**WHAT THE TASK REQUIRES:** Reply solely with the number of lines, in the records underneath, that include the word "policies".

**EXERCISE DATA:**
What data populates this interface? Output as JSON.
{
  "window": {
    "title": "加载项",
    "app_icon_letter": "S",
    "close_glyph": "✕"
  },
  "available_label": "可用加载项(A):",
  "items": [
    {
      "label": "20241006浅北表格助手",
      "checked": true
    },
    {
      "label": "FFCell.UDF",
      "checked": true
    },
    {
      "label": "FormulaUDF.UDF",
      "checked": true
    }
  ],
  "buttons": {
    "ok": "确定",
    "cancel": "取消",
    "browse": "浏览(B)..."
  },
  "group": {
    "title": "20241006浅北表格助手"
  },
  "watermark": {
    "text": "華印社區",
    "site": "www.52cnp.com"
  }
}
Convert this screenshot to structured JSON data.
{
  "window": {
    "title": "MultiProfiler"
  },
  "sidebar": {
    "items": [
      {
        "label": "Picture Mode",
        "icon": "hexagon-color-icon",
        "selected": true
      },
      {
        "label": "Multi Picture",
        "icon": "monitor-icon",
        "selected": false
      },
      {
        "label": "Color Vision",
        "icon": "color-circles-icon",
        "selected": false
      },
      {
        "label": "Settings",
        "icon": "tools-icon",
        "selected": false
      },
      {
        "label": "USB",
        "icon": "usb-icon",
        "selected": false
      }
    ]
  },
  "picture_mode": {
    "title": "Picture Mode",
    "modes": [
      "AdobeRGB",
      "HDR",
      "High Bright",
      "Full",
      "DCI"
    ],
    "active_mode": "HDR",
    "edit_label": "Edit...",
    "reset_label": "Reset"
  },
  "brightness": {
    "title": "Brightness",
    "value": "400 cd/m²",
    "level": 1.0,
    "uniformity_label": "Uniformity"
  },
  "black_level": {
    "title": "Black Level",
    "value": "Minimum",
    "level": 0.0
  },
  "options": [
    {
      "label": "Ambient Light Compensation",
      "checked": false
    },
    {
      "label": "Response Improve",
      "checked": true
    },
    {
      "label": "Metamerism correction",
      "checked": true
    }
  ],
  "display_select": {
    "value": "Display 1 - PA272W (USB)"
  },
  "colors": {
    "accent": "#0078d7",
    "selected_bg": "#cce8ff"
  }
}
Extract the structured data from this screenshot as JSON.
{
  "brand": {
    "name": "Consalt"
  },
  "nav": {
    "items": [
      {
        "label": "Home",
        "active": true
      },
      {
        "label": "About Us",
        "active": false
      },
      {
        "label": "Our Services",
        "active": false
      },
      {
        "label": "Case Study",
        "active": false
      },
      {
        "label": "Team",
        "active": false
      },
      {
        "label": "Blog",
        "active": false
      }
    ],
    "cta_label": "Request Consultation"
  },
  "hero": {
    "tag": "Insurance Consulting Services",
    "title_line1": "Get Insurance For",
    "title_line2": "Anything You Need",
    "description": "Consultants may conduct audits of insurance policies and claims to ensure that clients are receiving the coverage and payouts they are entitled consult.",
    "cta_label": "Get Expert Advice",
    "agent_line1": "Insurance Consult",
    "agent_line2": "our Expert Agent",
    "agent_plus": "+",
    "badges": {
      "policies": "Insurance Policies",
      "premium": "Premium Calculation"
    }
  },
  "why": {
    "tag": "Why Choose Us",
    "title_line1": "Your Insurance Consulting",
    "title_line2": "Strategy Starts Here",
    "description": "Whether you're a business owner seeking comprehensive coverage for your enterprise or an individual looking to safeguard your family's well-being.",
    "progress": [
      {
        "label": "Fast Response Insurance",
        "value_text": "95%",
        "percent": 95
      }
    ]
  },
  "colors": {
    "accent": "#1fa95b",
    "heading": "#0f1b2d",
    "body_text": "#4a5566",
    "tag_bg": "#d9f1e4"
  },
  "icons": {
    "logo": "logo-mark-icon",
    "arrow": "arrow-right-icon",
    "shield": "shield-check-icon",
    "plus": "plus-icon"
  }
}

**TASK OUTPUT:** 2